Quantifying the relative importance of how local (environmental or niche-based) and regional (dispersal-related or spatial) processes regulate the assembly of communities has become one of the main research avenues of community ecology. It has been shown that the degree of isolation of local habitats in the landscape may substantially influence the relative role of environmental filtering and dispersal-related processes in metacommunities.
Dendritic stream networks are unique habitats in the landscape, where more isolated upstream sites have been predicted to be primarily structured by environmental variables, while more central mainstem rivers by both environmental and spatial variables (hereafter the network position hypothesis, NPH). However, the NPH has almost exclusively been tested for stream macroinvertebrates, and therefore its predictions warrant confirmation from multiple taxa.
We examined the validity of the NPH for benthic diatoms, macrophytes, macroinvertebrates and fish in the Pannon Ecoregion, Hungary. Following the NPH we predicted a clear dominance of environmental over spatial variables in headwaters, and a larger effect of spatial variables in rivers compared to headwaters. We tested these predictions using variance partitioning analyses separately for the different taxa in headwater and in riverine habitats.
We found large differences in the explained community variance when the impact of environmental (physical and chemical) and spatial (overland and watercourse distance) variables for various taxa was studied. In general, total explained variance was lower for the more passively dispersing plant taxa than for animal taxa with more active dispersal in both streams and rivers. However, similar to other studies, the total explained variance was low for both headwater streams and rivers.

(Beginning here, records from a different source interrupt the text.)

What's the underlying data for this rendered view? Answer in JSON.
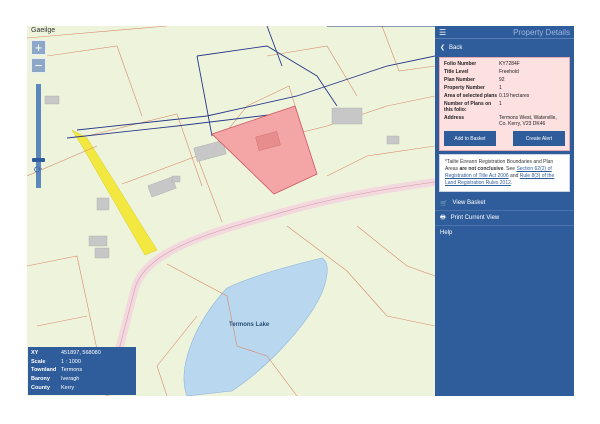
{
  "map": {
    "language_link": "Gaeilge",
    "zoom_in": "+",
    "zoom_out": "−",
    "lake_label": "Termons Lake"
  },
  "info_box": {
    "rows": [
      {
        "label": "XY",
        "value": "451897, 568080"
      },
      {
        "label": "Scale",
        "value": "1 : 1000"
      },
      {
        "label": "Townland",
        "value": "Termons"
      },
      {
        "label": "Barony",
        "value": "Iveragh"
      },
      {
        "label": "County",
        "value": "Kerry"
      }
    ]
  },
  "panel": {
    "title": "Property Details",
    "back_label": "Back",
    "details": {
      "folio_number": {
        "label": "Folio Number",
        "value": "KY7284F"
      },
      "title_level": {
        "label": "Title Level",
        "value": "Freehold"
      },
      "plan_number": {
        "label": "Plan Number",
        "value": "92"
      },
      "property_number": {
        "label": "Property Number",
        "value": "1"
      },
      "area": {
        "label": "Area of selected plans",
        "value": "0.19 hectares"
      },
      "num_plans": {
        "label": "Number of Plans on this folio:",
        "value": "1"
      },
      "address": {
        "label": "Address",
        "value": "Termons West, Waterville, Co. Kerry, V23 DK46"
      }
    },
    "add_to_basket": "Add to Basket",
    "create_alert": "Create Alert",
    "note": {
      "part1": "*Tailte Éireann Registration Boundaries and Plan Areas",
      "bold": "are not conclusive",
      "part2": ". See",
      "link1": "Section 62(2) of Registration of Title Act 2006",
      "and": "and",
      "link2": "Rule 8(3) of the Land Registration Rules 2012",
      "end": "."
    },
    "menu": [
      {
        "label": "View Basket"
      },
      {
        "label": "Print Current View"
      },
      {
        "label": "Help"
      }
    ]
  },
  "colors": {
    "panel_blue": "#2f5d9b",
    "selected_parcel": "#f4a6a6",
    "lake": "#b9d7ee",
    "road_yellow": "#f2e840"
  }
}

Community structure of diatoms could be best explained by both environmental and spatial variables in streams, whereas their community structure could not be explained by either variable group in rivers. The significance of environmental and spatial variables depended on the distance measure (overland versus watercourse) in the case of macrophytes. Community structure of macroinvertebrates could be explained by environmental variables in streams and by both environmental and spatial variables in rivers. Moreover, variation was explained by different predictors when macroinvertebrate taxa were divided into flying and non-flying groups, suggesting the importance of dispersal mode in explaining community variation. Finally, community structure of fishes could be explained by both environmental and spatial variables in streams and only by environmental variables in rivers.
In conclusion, we found no clear evidence of the NPH in our multi-taxa comparison. For example, while patterns in macroinvertebrate communities seem to support the NPH, those in fish communities run counter with the predictions of the NPH. This study thus shows that different taxa may behave differently to isolation effects in stream networks. We discuss alternatives in the interpretation of dispersal (or spatial) effects which may partly explain differences in the observed patterns from the NPH, and emphasise the need for further studies in unravelling the importance of isolation in stream metacommunity structuring.